Let me give you some examples of how you might feel when you don’t get enough sleep: tired, irritable, unable to tolerate stressful situations, and seeing a decrease in your productivity level. Your immune system can become compromised, and you may start having frequent infections, alterations in appetite, or breathing problems. Impaired sleep can cause an inability to lose weight, can cause behavioral learning problems as well as social problems in you or your children. If your body is already healing from another health condition, lack of proper sleep can actually act as an additional stressor from the body.
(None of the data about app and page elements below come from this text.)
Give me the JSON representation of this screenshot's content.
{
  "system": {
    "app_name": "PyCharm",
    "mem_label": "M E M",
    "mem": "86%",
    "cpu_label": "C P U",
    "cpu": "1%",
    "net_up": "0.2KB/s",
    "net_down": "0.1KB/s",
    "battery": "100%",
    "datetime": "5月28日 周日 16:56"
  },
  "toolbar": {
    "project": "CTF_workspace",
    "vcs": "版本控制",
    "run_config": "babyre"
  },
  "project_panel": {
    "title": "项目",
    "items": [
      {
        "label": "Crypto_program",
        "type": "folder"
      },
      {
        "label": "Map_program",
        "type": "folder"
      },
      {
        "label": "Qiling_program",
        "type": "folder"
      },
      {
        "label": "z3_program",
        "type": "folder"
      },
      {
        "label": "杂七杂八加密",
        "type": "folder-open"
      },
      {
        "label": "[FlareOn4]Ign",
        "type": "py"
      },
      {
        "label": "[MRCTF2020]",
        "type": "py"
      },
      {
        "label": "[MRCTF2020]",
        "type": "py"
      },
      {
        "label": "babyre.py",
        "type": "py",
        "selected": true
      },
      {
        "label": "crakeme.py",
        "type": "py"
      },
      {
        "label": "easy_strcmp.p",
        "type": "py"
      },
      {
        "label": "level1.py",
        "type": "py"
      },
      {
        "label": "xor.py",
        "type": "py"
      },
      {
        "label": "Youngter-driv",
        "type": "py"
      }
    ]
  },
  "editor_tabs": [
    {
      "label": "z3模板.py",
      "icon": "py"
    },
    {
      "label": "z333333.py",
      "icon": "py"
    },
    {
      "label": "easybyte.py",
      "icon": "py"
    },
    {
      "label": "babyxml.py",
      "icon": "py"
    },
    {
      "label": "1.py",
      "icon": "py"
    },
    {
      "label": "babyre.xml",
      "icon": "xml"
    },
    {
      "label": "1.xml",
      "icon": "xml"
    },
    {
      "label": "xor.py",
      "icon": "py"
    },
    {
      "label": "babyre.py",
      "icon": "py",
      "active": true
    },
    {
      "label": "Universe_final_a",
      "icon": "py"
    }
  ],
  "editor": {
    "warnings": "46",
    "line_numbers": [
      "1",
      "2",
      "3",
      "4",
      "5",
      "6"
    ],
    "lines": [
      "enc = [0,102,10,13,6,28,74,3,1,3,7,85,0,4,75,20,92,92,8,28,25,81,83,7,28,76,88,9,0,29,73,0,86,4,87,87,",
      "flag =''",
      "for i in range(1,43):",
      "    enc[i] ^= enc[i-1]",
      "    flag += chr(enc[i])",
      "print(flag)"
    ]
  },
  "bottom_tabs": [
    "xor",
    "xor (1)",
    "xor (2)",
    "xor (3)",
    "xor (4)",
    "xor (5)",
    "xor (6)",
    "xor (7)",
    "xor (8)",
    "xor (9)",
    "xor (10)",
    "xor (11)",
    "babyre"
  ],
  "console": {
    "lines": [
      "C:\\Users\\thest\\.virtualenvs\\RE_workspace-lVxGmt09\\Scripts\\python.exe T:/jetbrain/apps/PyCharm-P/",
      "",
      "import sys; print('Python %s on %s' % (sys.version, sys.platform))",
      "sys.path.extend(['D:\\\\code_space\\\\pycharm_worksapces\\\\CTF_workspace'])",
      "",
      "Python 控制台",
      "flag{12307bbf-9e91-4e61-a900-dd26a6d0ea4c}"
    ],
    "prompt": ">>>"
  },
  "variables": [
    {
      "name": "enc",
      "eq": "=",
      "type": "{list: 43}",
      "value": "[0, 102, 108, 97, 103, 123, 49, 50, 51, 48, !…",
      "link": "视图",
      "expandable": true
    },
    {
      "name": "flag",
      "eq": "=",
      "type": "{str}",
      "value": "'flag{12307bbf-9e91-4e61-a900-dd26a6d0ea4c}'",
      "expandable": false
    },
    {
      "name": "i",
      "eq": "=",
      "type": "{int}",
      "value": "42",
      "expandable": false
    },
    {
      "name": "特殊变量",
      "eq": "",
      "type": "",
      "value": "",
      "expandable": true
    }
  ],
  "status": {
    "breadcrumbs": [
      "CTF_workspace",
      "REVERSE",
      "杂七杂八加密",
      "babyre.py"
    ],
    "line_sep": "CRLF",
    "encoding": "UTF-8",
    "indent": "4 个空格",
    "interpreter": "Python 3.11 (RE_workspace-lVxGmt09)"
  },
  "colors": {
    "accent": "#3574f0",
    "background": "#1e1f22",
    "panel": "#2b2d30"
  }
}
Many factors could be impacting your ability to get good sleep: mental stresses, anxiety, depression, fluctuations in hormonal levels, medications, or food choices. Stress is a common cause of sleep problems. Some mental health conditions also have insomnia as one of the symptoms of their disease picture. Insomnia tends to increase with age, so people over 60 tend to have more bouts of insomnia. Women are more likely to suffer from insomnia because of hormonal shifts and fluctuations. These shifts can occur because of our menstrual cycle or the transition into perimenopause or menopause. Most often these shifts show up in the form of night sweats, hot flashes, or both. I have noticed that women who experience adrenal fatigue or adrenal exhaustion can also suffer from night sweats that can impact their sleep cycle as well.
Some medications for heart conditions, asthma conditions, pain, depression, anti-smoking, ADHD, thyroid, and cold and flu can interrupt quality sleep. If you think your sleep problems are related your medications, talk to your doctor to see if adjustments can be made to improve your sleep. Finally, food choices can impact your sleep too. Eating or drinking alcohol before sleep can cause interrupted sleep.
To create better quality sleep look at what may be underlying causes of the sleep disturbance. Work with your naturopathic or conventional doctor to help you solve that problem, get better sleep, and begin the healing process. For example if you have hormonal problems treat those and as they improve so will your sleep.
Live Vibrantly and Sleep well.
[box type="info"]Dr. Dae mantains a private practice and see patients as a naturopathic physician. If you are interested in becoming a patient, know that Dr Dae also offers services via Skype and through phone consultations. Her office phone is 202-248-1907 or email her with questions drdae@ healthydaes.org[/box]